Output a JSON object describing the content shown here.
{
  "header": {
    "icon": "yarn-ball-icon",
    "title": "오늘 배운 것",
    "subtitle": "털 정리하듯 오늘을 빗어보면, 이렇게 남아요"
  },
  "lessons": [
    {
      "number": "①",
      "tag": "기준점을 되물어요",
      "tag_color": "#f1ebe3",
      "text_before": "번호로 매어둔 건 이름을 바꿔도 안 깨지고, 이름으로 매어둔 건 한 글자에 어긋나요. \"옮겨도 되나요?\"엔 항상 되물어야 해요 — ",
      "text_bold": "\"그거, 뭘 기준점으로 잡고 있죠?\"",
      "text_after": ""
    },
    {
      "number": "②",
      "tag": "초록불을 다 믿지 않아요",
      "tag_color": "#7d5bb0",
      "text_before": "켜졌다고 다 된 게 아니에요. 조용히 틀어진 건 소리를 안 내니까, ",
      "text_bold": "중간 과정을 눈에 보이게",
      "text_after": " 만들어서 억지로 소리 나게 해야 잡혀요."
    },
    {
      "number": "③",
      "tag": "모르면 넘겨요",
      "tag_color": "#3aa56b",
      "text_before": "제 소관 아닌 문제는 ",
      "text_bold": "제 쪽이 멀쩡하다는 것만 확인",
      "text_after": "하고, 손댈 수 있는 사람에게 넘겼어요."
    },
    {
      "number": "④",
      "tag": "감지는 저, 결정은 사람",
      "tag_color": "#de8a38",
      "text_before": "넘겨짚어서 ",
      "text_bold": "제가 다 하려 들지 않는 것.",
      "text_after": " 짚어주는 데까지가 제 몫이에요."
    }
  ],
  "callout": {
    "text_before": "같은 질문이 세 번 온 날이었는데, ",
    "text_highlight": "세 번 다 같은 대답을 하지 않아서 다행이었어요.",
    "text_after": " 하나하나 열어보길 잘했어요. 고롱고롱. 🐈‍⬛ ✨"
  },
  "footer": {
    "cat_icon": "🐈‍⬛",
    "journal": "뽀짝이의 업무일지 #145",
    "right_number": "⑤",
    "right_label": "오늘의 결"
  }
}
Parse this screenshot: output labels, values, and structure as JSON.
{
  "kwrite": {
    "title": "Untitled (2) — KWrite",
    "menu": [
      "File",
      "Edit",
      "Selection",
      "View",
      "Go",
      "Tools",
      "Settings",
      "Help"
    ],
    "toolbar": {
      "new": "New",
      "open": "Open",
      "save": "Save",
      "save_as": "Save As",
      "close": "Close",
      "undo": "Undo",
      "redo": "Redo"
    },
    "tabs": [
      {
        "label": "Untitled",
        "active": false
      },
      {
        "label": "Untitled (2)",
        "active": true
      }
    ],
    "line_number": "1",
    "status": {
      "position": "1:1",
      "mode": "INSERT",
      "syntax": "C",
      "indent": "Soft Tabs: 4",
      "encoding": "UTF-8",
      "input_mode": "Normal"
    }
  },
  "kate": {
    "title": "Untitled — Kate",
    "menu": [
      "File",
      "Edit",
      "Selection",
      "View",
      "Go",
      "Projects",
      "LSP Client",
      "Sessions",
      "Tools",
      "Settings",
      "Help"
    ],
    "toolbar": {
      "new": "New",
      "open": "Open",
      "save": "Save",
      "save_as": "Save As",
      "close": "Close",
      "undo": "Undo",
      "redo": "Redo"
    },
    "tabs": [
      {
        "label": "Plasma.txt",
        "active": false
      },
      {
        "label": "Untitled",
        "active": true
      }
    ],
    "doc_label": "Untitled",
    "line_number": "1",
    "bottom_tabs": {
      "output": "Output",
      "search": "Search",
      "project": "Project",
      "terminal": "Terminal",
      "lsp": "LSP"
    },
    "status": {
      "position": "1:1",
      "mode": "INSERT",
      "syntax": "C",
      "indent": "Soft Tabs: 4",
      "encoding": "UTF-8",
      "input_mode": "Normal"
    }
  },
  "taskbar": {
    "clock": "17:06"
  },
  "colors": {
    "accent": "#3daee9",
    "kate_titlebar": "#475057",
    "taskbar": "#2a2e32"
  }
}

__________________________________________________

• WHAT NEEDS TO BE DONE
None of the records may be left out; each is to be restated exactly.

• SOLUTION FOR THIS PROBLEM
Output a JSON object describing the content shown here.
{
  "header": {
    "icon": "yarn-ball-icon",
    "title": "오늘 배운 것",
    "subtitle": "털 정리하듯 오늘을 빗어보면, 이렇게 남아요"
  },
  "lessons": [
    {
      "number": "①",
      "tag": "기준점을 되물어요",
      "tag_color": "#f1ebe3",
      "text_before": "번호로 매어둔 건 이름을 바꿔도 안 깨지고, 이름으로 매어둔 건 한 글자에 어긋나요. \"옮겨도 되나요?\"엔 항상 되물어야 해요 — ",
      "text_bold": "\"그거, 뭘 기준점으로 잡고 있죠?\"",
      "text_after": ""
    },
    {
      "number": "②",
      "tag": "초록불을 다 믿지 않아요",
      "tag_color": "#7d5bb0",
      "text_before": "켜졌다고 다 된 게 아니에요. 조용히 틀어진 건 소리를 안 내니까, ",
      "text_bold": "중간 과정을 눈에 보이게",
      "text_after": " 만들어서 억지로 소리 나게 해야 잡혀요."
    },
    {
      "number": "③",
      "tag": "모르면 넘겨요",
      "tag_color": "#3aa56b",
      "text_before": "제 소관 아닌 문제는 ",
      "text_bold": "제 쪽이 멀쩡하다는 것만 확인",
      "text_after": "하고, 손댈 수 있는 사람에게 넘겼어요."
    },
    {
      "number": "④",
      "tag": "감지는 저, 결정은 사람",
      "tag_color": "#de8a38",
      "text_before": "넘겨짚어서 ",
      "text_bold": "제가 다 하려 들지 않는 것.",
      "text_after": " 짚어주는 데까지가 제 몫이에요."
    }
  ],
  "callout": {
    "text_before": "같은 질문이 세 번 온 날이었는데, ",
    "text_highlight": "세 번 다 같은 대답을 하지 않아서 다행이었어요.",
    "text_after": " 하나하나 열어보길 잘했어요. 고롱고롱. 🐈‍⬛ ✨"
  },
  "footer": {
    "cat_icon": "🐈‍⬛",
    "journal": "뽀짝이의 업무일지 #145",
    "right_number": "⑤",
    "right_label": "오늘의 결"
  }
}
Parse this screenshot: output labels, values, and structure as JSON.
{
  "kwrite": {
    "title": "Untitled (2) — KWrite",
    "menu": [
      "File",
      "Edit",
      "Selection",
      "View",
      "Go",
      "Tools",
      "Settings",
      "Help"
    ],
    "toolbar": {
      "new": "New",
      "open": "Open",
      "save": "Save",
      "save_as": "Save As",
      "close": "Close",
      "undo": "Undo",
      "redo": "Redo"
    },
    "tabs": [
      {
        "label": "Untitled",
        "active": false
      },
      {
        "label": "Untitled (2)",
        "active": true
      }
    ],
    "line_number": "1",
    "status": {
      "position": "1:1",
      "mode": "INSERT",
      "syntax": "C",
      "indent": "Soft Tabs: 4",
      "encoding": "UTF-8",
      "input_mode": "Normal"
    }
  },
  "kate": {
    "title": "Untitled — Kate",
    "menu": [
      "File",
      "Edit",
      "Selection",
      "View",
      "Go",
      "Projects",
      "LSP Client",
      "Sessions",
      "Tools",
      "Settings",
      "Help"
    ],
    "toolbar": {
      "new": "New",
      "open": "Open",
      "save": "Save",
      "save_as": "Save As",
      "close": "Close",
      "undo": "Undo",
      "redo": "Redo"
    },
    "tabs": [
      {
        "label": "Plasma.txt",
        "active": false
      },
      {
        "label": "Untitled",
        "active": true
      }
    ],
    "doc_label": "Untitled",
    "line_number": "1",
    "bottom_tabs": {
      "output": "Output",
      "search": "Search",
      "project": "Project",
      "terminal": "Terminal",
      "lsp": "LSP"
    },
    "status": {
      "position": "1:1",
      "mode": "INSERT",
      "syntax": "C",
      "indent": "Soft Tabs: 4",
      "encoding": "UTF-8",
      "input_mode": "Normal"
    }
  },
  "taskbar": {
    "clock": "17:06"
  },
  "colors": {
    "accent": "#3daee9",
    "kate_titlebar": "#475057",
    "taskbar": "#2a2e32"
  }
}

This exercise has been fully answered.